http://www.moringanews.org/seminaire_en.html

In 2006, Beth Doerr attended an International Moringa Workshop in Accra, Ghana. Here are some of the key findings about moringa that were shared at the workshop.

Melanie Broin presented a poster sharing standardized figures for nutrient content. You can view the poster at www.moringanews.org/doc/GB/Posters/Broin_poster.pd…

Studies at the University of Baroda, India, showed that moringa leaf powder retained 50% of beta carotene after 3 months storage (www.moringanews.org/doc/GB/PowerPoint/Vanisha_Namb… ar_GB.pdf) and no beta carotene after 6 months storage. Cooking moringa leaves with oil helped retain beta carotene, and the oil enhances the conversion of beta carotene to vitamin A in the body. In contrast, cooking moringa with tomato products reduced beta carotene (vitamin A is unstable in acidic conditions).

Also notable were studies done at the World Vegetable Center (also known as AVRDC) office in Mali.
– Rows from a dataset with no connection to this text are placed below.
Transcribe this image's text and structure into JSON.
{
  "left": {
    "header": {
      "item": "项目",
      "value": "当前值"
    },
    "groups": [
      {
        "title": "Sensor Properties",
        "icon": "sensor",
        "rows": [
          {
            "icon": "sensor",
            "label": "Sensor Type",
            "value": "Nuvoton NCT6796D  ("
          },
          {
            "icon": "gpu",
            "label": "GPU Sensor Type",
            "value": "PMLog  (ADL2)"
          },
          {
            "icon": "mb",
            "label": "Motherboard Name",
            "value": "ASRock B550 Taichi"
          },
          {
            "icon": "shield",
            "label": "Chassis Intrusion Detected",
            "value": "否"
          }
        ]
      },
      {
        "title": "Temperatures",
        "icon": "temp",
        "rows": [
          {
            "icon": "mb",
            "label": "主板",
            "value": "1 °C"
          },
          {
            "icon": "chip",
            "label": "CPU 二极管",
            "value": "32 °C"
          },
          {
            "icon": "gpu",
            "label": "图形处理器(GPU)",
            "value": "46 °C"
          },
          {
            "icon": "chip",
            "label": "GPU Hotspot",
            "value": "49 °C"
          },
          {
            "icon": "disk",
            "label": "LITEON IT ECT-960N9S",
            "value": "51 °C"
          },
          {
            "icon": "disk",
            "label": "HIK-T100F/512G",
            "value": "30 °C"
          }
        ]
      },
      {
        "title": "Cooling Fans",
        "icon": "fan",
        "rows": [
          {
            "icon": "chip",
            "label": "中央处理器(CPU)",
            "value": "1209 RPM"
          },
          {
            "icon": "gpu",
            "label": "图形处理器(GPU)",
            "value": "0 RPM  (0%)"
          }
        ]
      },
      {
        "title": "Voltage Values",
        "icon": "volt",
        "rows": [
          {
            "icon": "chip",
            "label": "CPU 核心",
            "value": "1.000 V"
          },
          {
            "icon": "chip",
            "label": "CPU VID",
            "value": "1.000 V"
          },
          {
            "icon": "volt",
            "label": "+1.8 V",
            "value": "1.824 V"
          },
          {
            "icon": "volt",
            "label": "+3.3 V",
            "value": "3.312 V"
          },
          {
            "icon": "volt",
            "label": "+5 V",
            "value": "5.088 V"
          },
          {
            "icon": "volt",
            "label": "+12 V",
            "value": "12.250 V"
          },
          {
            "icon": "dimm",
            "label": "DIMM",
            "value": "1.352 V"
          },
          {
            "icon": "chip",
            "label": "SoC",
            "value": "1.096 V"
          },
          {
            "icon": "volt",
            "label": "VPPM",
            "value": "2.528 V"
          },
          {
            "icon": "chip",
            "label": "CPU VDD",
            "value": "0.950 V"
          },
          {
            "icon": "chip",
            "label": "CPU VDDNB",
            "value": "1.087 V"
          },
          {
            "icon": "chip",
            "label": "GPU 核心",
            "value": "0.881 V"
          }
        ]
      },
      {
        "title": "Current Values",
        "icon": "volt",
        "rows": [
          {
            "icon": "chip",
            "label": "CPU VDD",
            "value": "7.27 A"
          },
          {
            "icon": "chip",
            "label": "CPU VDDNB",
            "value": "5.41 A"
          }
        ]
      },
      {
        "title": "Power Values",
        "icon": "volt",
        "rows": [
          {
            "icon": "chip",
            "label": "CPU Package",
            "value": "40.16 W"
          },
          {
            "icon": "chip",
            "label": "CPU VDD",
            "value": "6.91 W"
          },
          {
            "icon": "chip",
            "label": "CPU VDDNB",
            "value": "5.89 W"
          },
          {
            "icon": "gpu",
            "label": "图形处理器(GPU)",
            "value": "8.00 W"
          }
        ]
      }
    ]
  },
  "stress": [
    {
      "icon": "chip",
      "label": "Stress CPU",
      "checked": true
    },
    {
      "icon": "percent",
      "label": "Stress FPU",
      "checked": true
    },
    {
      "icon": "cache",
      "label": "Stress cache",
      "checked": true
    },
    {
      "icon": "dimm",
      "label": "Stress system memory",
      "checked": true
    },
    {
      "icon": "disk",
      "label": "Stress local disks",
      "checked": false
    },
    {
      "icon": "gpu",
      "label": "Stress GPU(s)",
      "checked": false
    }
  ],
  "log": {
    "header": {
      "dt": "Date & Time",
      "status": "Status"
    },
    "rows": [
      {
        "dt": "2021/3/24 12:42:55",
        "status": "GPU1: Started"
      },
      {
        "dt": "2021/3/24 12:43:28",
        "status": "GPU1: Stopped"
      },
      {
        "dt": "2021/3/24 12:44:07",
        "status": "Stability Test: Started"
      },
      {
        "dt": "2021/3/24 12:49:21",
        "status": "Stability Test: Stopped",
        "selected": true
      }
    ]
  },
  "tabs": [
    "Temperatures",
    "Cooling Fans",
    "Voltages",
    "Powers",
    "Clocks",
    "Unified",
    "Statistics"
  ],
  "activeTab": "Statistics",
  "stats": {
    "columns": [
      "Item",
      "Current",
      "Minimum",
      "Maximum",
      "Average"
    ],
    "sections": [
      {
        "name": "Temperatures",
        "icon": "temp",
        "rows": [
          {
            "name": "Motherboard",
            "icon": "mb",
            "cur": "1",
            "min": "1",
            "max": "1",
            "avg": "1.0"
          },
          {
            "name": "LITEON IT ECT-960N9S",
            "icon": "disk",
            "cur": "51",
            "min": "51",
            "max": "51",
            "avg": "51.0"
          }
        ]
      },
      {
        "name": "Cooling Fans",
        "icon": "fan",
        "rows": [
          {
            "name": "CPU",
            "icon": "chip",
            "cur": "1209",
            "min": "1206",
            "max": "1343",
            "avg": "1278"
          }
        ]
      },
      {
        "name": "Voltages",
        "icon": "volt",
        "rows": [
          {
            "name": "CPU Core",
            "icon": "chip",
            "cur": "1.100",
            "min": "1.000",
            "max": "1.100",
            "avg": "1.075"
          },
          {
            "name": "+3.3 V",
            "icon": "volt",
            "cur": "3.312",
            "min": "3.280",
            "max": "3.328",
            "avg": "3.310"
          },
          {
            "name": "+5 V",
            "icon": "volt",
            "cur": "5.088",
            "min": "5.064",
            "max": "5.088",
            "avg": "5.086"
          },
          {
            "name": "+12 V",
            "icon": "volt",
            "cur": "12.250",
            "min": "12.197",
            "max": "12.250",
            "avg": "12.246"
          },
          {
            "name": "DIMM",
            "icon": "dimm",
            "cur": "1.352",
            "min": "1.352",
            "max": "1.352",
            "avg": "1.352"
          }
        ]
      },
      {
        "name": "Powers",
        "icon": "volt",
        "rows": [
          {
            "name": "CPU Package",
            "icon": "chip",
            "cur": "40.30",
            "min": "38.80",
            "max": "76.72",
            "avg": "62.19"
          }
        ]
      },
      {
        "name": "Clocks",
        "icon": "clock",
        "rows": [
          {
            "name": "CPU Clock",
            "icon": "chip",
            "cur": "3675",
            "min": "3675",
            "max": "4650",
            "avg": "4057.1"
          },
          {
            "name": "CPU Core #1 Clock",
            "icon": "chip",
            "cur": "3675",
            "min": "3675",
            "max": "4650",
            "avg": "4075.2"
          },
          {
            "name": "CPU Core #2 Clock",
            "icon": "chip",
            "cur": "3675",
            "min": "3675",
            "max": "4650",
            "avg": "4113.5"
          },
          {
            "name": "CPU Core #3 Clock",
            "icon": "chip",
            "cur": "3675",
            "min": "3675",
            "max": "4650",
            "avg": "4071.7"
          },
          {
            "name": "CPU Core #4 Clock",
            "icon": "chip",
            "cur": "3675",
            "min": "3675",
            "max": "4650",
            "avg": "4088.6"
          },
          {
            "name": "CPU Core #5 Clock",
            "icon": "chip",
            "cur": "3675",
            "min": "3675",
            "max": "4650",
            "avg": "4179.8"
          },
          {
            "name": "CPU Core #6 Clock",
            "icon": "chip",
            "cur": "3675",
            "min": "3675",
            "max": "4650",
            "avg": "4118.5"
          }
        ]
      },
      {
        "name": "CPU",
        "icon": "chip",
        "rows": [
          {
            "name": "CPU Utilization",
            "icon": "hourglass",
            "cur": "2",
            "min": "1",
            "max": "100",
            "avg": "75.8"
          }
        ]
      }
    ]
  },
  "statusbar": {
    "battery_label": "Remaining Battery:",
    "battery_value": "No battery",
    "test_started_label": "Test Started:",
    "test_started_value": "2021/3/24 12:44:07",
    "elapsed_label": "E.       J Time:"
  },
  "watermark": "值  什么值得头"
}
Nutrient content of leaves was evaluated at three different harvest times: in the cool, dry season; in the hot, wet season; and in the spring. The leaves contained higher vitamin A, protein and antioxidant activity in the hot-wet season, but higher iron and vitamin C levels in the cool-dry season. A comparison of older and younger leaves showed that mature leaves were more nutritious but younger leaves exhibited better eating quality. [No specifics were given, but presumably younger leaves would be more tender. They might also have a milder taste.] Iron bioavailability and aqueous antioxidant activity was found to increase when moringa was cooked. When moringa leaves were cooked with mungbean, iron bioavailability was greatly increased. You can view the document at: www.moringanews.org/doc/GB/Papers/RayYuText_GB.p…

Some potential constraints were identified at the workshop. Rats fed a high level (40%) of moringa leaf powder exhibited no weight gain, and intestinal problems were identified. In Ethiopia, potential goiter issues were noted amongst people who eat leaves of a different species of moringa, M. stenopetala. [We mentioned M. stenopetala in EDN 82-5. As we commented in that article, any food contains both helpful compounds and harmful ones. Aim to eat a variety of different foods in moderation (including M. stenopetala) rather than very large quantities of one thing.] In Liberia, hospitals recommend that women stop taking moringa during their last trimester of pregnancy, due to the trend of higher birth weights for babies and the resulting increase in number of babies delivered by C-section!